|Action! Shifting timber (or how it's done now)|
Image courtesy Stuart Purfield
|Cute little dog (image|
courtesy Stuart Purfield)
It’s all too easy to regard the Malvern Autumn Show as being devoted solely to gardening and harvest. But it isn’t. Although those aspects are certainly the main focus, there is so much else going on - in fact if you visit for only one day, you will be hard pressed to cram in all that is on offer. You will need to be selective.
|Jumping multi-coloured sheep - it's true ... (or was in 2013)|
There’s always a hum of activity in the ‘Experience - Live Shows’ area of the Showground, with a number of small parade rings where you will be able to enjoy all manner of activities. Maybe not the same as pictured here (these images were taken at the 2013 Show) but comparable with the fun I have observed and enjoyed at past Shows. Can you imagine a flock of sheep in coats of many colours jumping over hurdles? Dogs and horses, yes, but sheep? (Or it could have been runner ducks whose upright stance is both comical and endearing.)
|Somewhat more traditional - but just as entertaining|
Dogs, supposedly man’s best friend (when well-trained), will be much in evidence. It is fascinating to watch intelligent breeds traditionally used by farmers to herd sheep - enjoy their antics as they are put through their paces. Indeed there is all-day entertainment in the Activity Arena featuring dog agility, and gundog displays.
|What little girl hasn't dreamt of riding - or racing with - a pony?|
Indeed, if you and your children / grandchildren love animals, don’t miss the daily animal parades in the Teme Arena and the fur and feathers of the Poultry and Rabbit Marquees! This year the Poultry Show has been upgraded to a Championship Show by the Poultry Club of Great Britain. There are usually horses as well - and there are always knowledgeable owners and trainers on hand to answer questions and point you in the right direction to discover more.
|Horseshoes or wrought iron garden ornaments - working with metal is a skill |
as old as the hills, and still much in demand today
Horses need horseshoes and making them is an age-old craft which is much the same today as it was centuries ago when the horse was a beast of burden, in peace-time or in war. Farriery is just as much in evidence today (maybe at this year’s show), but smiths also work decoratively in iron - a wrought iron gate, or decorative garden ornament.
|An army of men to plank a tree trunk, with ease and precision|
Staggering to see close at hand (within the ‘Nostalgia’ element of the Show), and quite amazing: old and modern machinery used past and present for farm and forestry activities. We are probably all too used to going down to our local friendly D-I-Y store for the odd plank of wood, or decking for the patio, little realising how such timber is transformed from tree to felled trunk to a packaged product. In days gone by, planking would all have been done by hand, often using a pitsaw - one man above ground, the other standing beneath in a pit with the log midway on trestles; extremely hard work.
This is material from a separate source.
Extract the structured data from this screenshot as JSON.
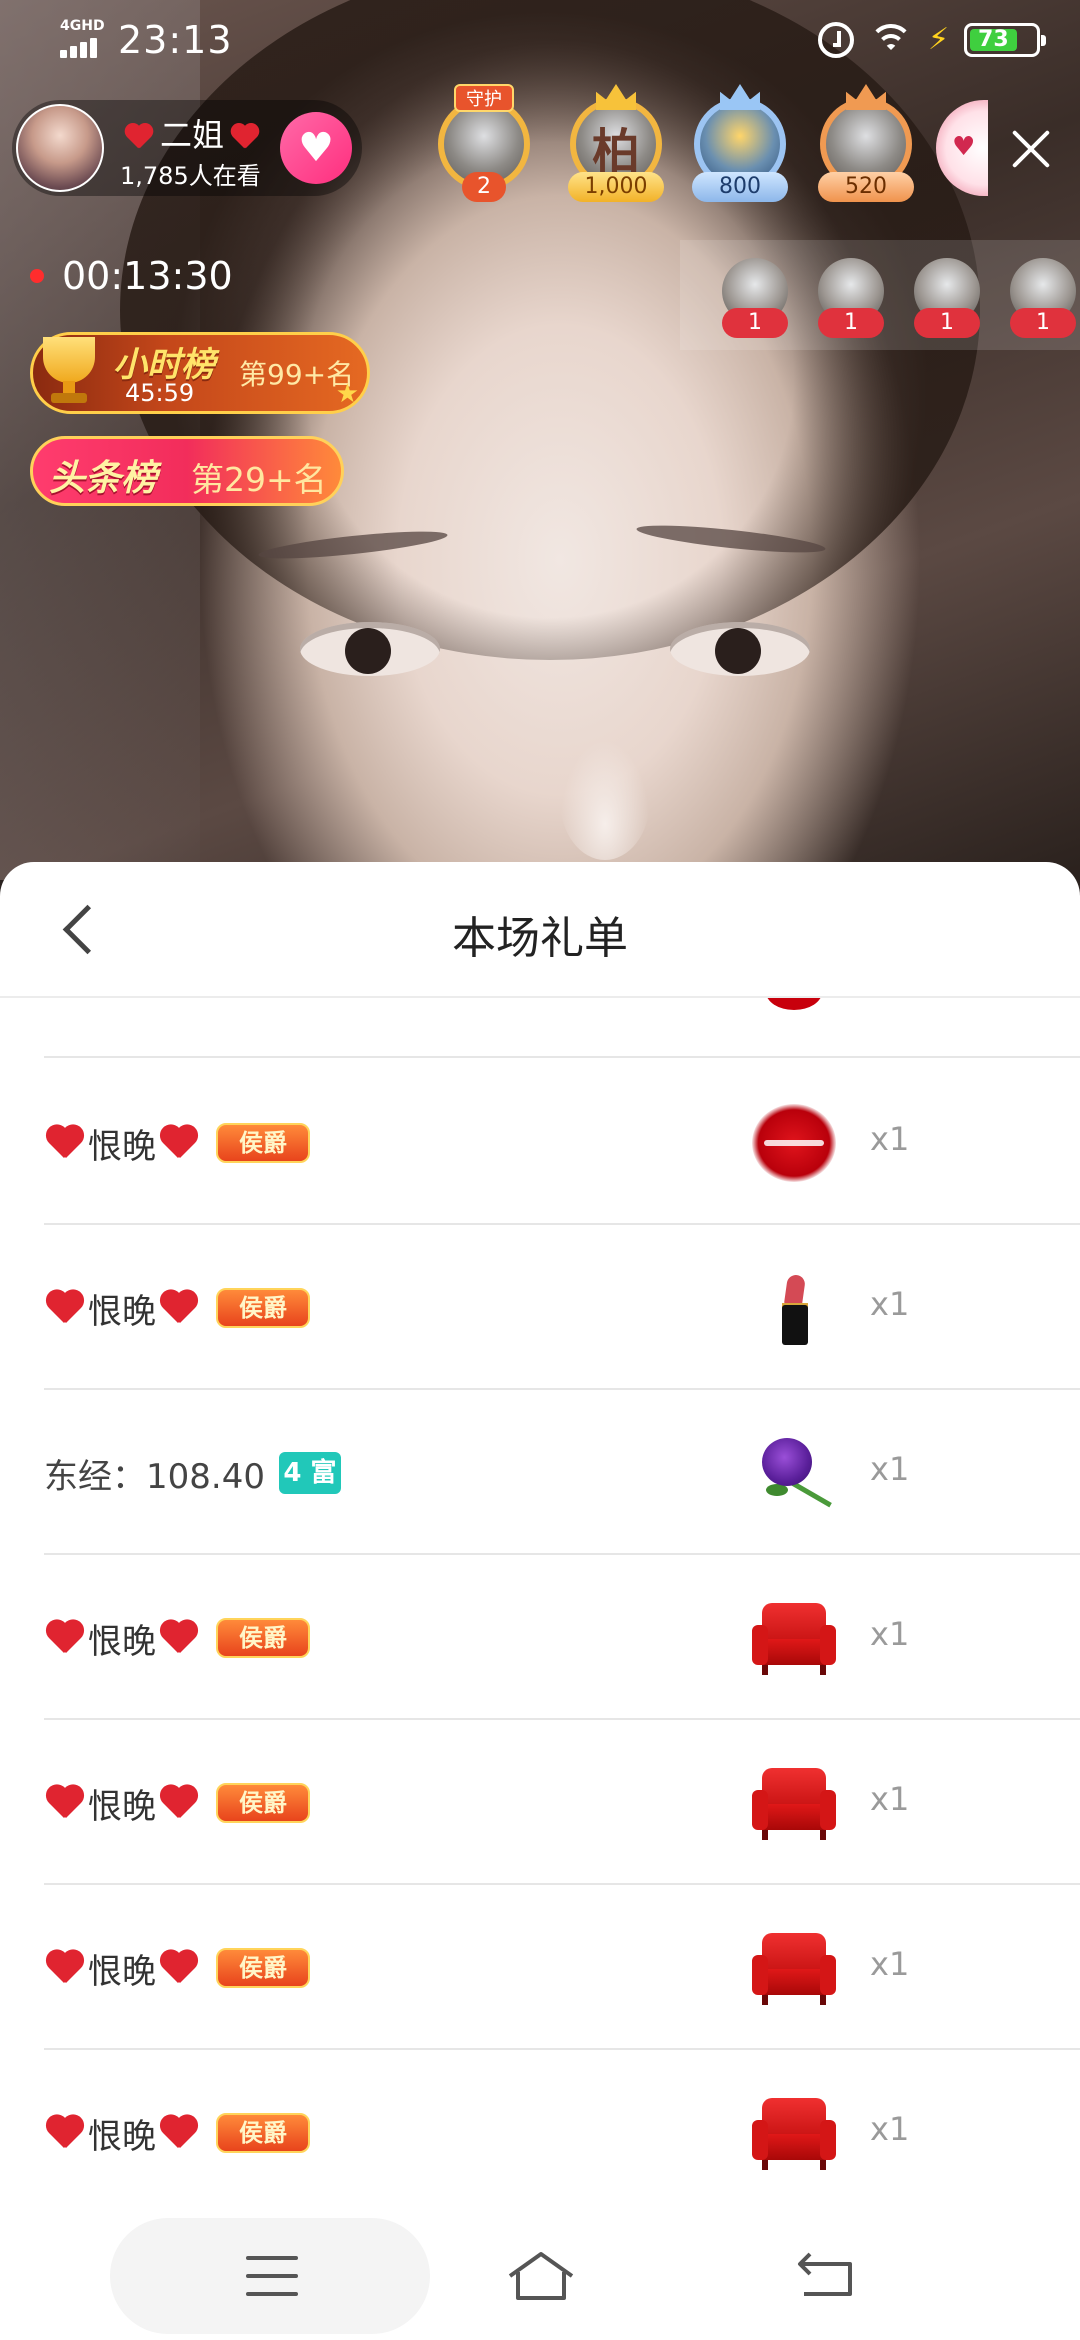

|Cider harvest with mobile facilities for|
pressing (it could be straight out of a
Thomas Hardy novel). Image courtesy
Whatever your interest in times past, check out the fabulous vintage vehicles on display including a collection of old commercial vehicles and steam engines, plus threshing and cider machines. Also back in the past, to trigger memories: historic lawn mowers - remember struggling to push those across the lawn? - and caravans that had all the style but few mod-cons. In the ‘Country Pursuits Marquee’ you can discover wood turning, stick making, spinning and other age-old delights at the very heart of the Show. Some of Britain's most traditional rural activities, skills and pastimes that have survived the years - truly a case of Relive and Revive.
Just to remind you: Show opening times on both days are 9.00am to 6.00pm and there’s a free shuttle bus from Great Malvern rail station. There's also no charge for standard car parking. Book your Show tickets online, or phone the ticket hotline (01684 584924). More next week - so do bookmark this page. (All images are reproduced by kind permission of Ray Quinton, unless credited otherwise.)